[0055] Referring to FIG. 16, logo search program 212 begins at step 300, which presents web page 214 to the user. Step 302 establishes a zip code for the user. If a cookie is on record for the user, the zip code in the cookie is used by default and displayed in search criteria line 230. If there is no cookie, step 302 will prompt the user as by a drop down message to enter a zip code in alternate zip code box 226. Step 304 determines if find button 228 has been selected. If not, step 304 is repeated until find button 228 is selected. After find button 228 is selected, step 308 determines if an item has been selected. If not, step 306 prompts the user to select an item and step 304 is repeated. When step 308 determines that an item has been selected, step 310 determines if a sub-category is needed. If so, step 312 presents subcategories, such as men's clothing, children's clothing, women's clothing and the like.
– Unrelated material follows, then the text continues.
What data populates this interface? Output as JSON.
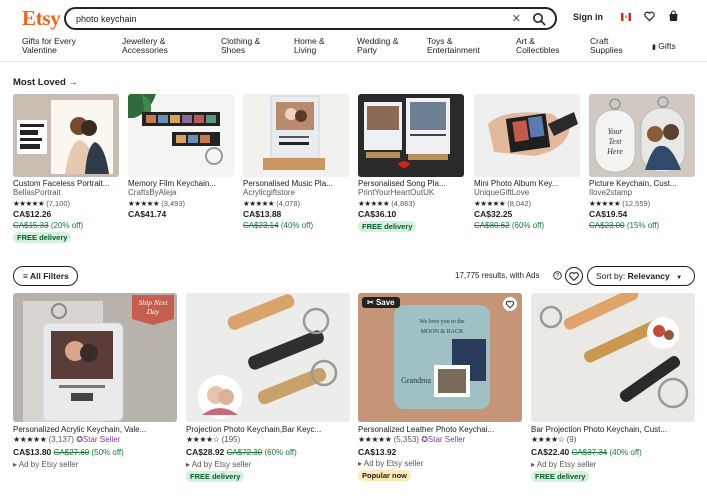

If a sub-sub-category is needed, step 312 presents sub-subcategories, such as men's ties, men's suits, men's shirts and the like.

[0056] Step 314 is performed if step 310 determines that no sub-category is needed or when step 312 is finished. Step 314 determines if there has been an alternate zip code change. If so, step 316 sets the zip code to the current alternate zip code. If not, step 318 affirms that the zip code is the one established by step 302. Step 320 then presents logos in logo select area 218 that match the search criteria of zip code, item, sub-item (if any), brand (if any) and price range (if any). Logo program 212 then continues at A in FIG. 17.

[0057] Referring to FIG. 17, step 322 determines if there has been any change in the search criteria. If yes, step 324 adjusts the logos in logo select area 218 according to the changes. Step 326 is performed after step 324 or if step 322 determines that the search criteria have not been changed. Step 326 presents a list of local vendors who satisfy the search criteria. Step 328 determines if a vendor has been selected. If not, step 328 is repeated until a vendor is selected. Step 330 links the user to the selected vendor's web site. It will be apparent to those skilled in the art that hot links can be embedded on web page 216 so that by clicking on a desired vendor, the user is hot linked to the desired vendor's web site. For this case, steps 328 and 330 are not needed. Thus, the logo search program and method of the present invention can locate an item and a source for such item with only three selections or mouse clicks without being encumbered by a host of irrelevant items.

[0058] The present invention having been thus described with particular reference to the preferred forms thereof, it will be obvious that various changes and modifications may be made therein without departing from the spirit and scope of the present invention as defined in the appended claims. For example, the presentation of the sub-categories could be accomplished by dialog boxes, pop-up views and the like. In the embodiment of FIGS. 1-10, geographical selector 64 could appear on a web page that is separate from web page 60.